A Question of Numbers

Anywhere between 80,000 and 1.2 million Iraqi civilians have died since the start of the war. Why won't the media report the correct number?

Unlike most journalists, Ziad al-Ajili carries an AK-47 assault rifle with him wherever he goes at night. The head of the Iraqi Journalistic Freedom Observatory, al-Ajili can't walk down the street without turning around every time he hears footsteps.

With more than 120 journalists killed since the start of the war, Iraq has become the most deadly combat zone for the media since the Second World War. The relentless violence has kept journalists from venturing into the deadly streets and from being able to tell the world how many Iraqi civilians have lost their lives in this bloodbath.

"It is very sad," says al-Ajili, who estimates that nearly half-a-million of his countrymen have been killed. "We are in hell, and nobody knows how many have died."

In a country where being a journalist is so dangerous that simply carrying a pen and notepad is reason enough to be killed, discovering the true number of civilian casualties can seem an impossible task. Most deaths in Iraq happen in inaccessible parts of the country, and Iraqi institutions responsible for the dead offer wildly divergent statistics. But while the number of civilian casualties is estimated to be anywhere between 80,000 and 1.2 million, the chaos that is keeping reporters from uncovering the real death toll is being exploited by the Pentagon.

Learning its lessons from Vietnam, where the exposure of civilian causalities turned the public against the war, the US military has either ignored or underreported civilian deaths. General Tommy Franks, who directed the Iraq invasion, famously said, "We don't do body counts." Refusing to acknowledge the dead, the one institution that has both the access and resources to find an accurate figure has worked to suppress the story. And since so many reporters have fallen under the spell of the military's sophisticated public relations machine, the media has come to accept that the death count is either unattainable or much lower than it really is.

Resigned to its limitations, the media has opted to quote Iraq Body Count's controversial claim of 80,000 deaths. Although IBC only counts a civilian death if it has been reported in at least two English media sources, journalists often use the figure since it doesn't stray too far from the US claim. However, the IBC's number stands in astronomical contrast from the 1.2 million dead Iraqis that the respected UK-based polling firm, Opinion Research Business (ORB), recently stated. The vast difference not only shows how confusing the count is, but highlights the media's own failings in exposing the true scope of the crisis.

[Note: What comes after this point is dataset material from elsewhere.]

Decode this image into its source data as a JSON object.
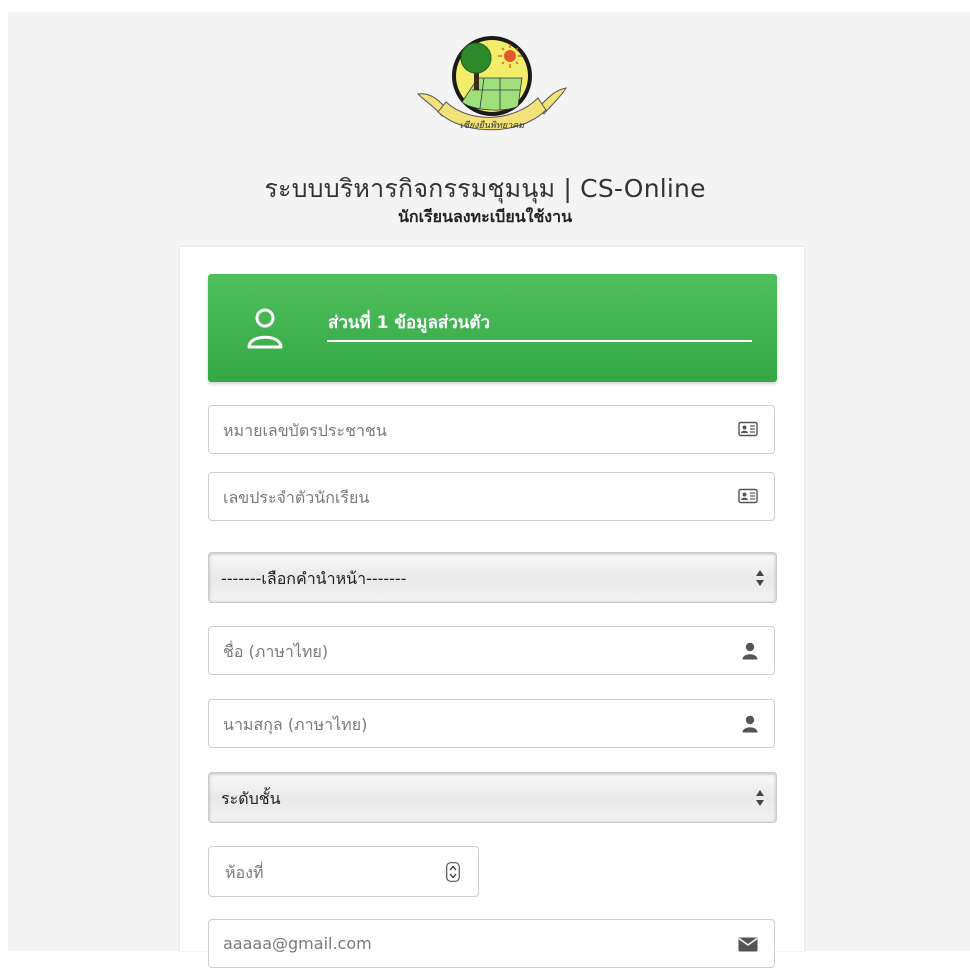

When journalists quote the IBC, they are only referencing their own reports, while creating the illusion of a separate, reliable source. They also do so at the cost of quoting the ORB number or the 2006 Lancet medical journal survey that found roughly 650,000 civilian casualties. Although the Lancet study uses scientific methods that have been proven accurate everywhere from Darfur to Kosovo, journalists often downplay the results by contesting them with the manipulated US military figures.

Les Roberts, one of the two authors in the Lancet study, says many US journalists have fallen prey to post-9/11 patriotism or are too sheltered in their hotels to understand the extent of the havoc. But despite the challenges, Roberts insists journalists could verify the study by following his formula.

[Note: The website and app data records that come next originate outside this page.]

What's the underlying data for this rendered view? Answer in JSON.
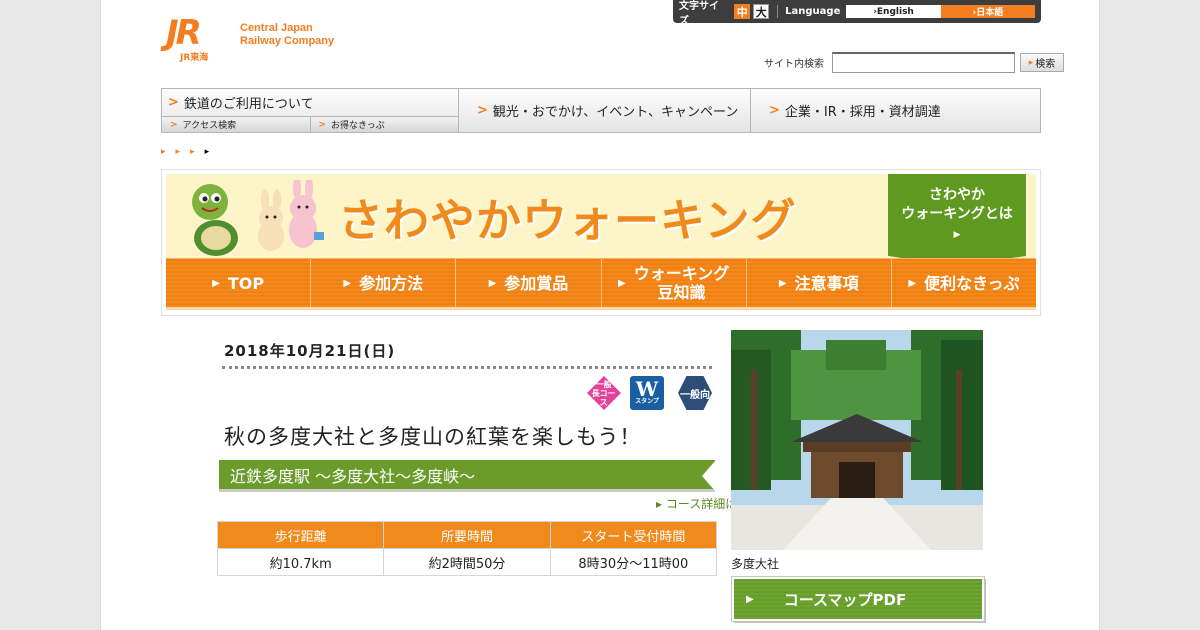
{
  "brand": {
    "jr": "JR",
    "jr_sub": "JR東海",
    "name_line1": "Central Japan",
    "name_line2": "Railway Company"
  },
  "utility": {
    "font_size_label": "文字サイズ",
    "font_mid": "中",
    "font_big": "大",
    "language_label": "Language",
    "english": "›English",
    "japanese": "›日本語"
  },
  "search": {
    "label": "サイト内検索",
    "value": "",
    "button": "検索"
  },
  "nav": {
    "rail": "鉄道のご利用について",
    "access": "アクセス検索",
    "tickets": "お得なきっぷ",
    "tourism": "観光・おでかけ、イベント、キャンペーン",
    "corporate": "企業・IR・採用・資材調達"
  },
  "banner": {
    "title": "さわやかウォーキング",
    "about_line1": "さわやか",
    "about_line2": "ウォーキングとは",
    "about_arrow": "▶",
    "menu": [
      {
        "label1": "TOP",
        "label2": ""
      },
      {
        "label1": "参加方法",
        "label2": ""
      },
      {
        "label1": "参加賞品",
        "label2": ""
      },
      {
        "label1": "ウォーキング",
        "label2": "豆知識"
      },
      {
        "label1": "注意事項",
        "label2": ""
      },
      {
        "label1": "便利なきっぷ",
        "label2": ""
      }
    ]
  },
  "event": {
    "date": "2018年10月21日(日)",
    "badge_pink": "一般\n長コース",
    "badge_w": "W",
    "badge_w_sub": "スタンプ",
    "badge_hex": "一般向",
    "title": "秋の多度大社と多度山の紅葉を楽しもう！",
    "route": "近鉄多度駅 ～多度大社～多度峡～",
    "detail_link": "コース詳細はこちら",
    "table": {
      "headers": [
        "歩行距離",
        "所要時間",
        "スタート受付時間"
      ],
      "values": [
        "約10.7km",
        "約2時間50分",
        "8時30分～11時00"
      ]
    }
  },
  "side": {
    "caption": "多度大社",
    "pdf_button": "コースマップPDF"
  }
}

"Of all the scientific controversies of recent years, this one has got to be the easiest to evaluate," says Roberts. "How many Iraqi families would a journalist have to call to decide whether or not it's one in 40 people or whether it's one in 300 people that have died? The press, by and large, haven't been willing to do that."

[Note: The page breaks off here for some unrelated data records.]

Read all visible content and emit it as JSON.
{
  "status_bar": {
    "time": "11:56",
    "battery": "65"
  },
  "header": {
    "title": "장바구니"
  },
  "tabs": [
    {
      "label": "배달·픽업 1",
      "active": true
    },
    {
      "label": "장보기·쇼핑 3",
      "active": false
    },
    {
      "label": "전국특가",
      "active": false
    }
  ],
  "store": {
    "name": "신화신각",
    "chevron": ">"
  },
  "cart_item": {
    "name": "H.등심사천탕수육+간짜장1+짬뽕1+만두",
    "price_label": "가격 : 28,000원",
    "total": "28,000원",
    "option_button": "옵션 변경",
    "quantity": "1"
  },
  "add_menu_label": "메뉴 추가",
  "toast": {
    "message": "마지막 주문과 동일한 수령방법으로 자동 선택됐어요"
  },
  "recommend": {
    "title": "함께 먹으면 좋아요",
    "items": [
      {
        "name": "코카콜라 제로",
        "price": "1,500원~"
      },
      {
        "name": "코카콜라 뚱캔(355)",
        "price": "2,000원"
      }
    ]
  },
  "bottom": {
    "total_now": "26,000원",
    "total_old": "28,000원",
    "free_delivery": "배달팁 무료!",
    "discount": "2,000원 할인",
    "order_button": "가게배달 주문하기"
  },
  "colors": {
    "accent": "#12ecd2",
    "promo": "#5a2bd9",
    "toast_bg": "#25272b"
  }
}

After being fooled in the lead up to the Iraq War, the media are once again allowing the Bush administration to control the most crucial question of the war – how many innocent civilians lost their lives for a war based on lies? While public opinion can stomach minor causalities, it can rarely contain outrage when hundreds of thousands perish. Even in the chaos and connivance of Iraq, it's the responsibility of journalists to find a way to relay the truth about the carnage. The question now is whether the media are up to the job.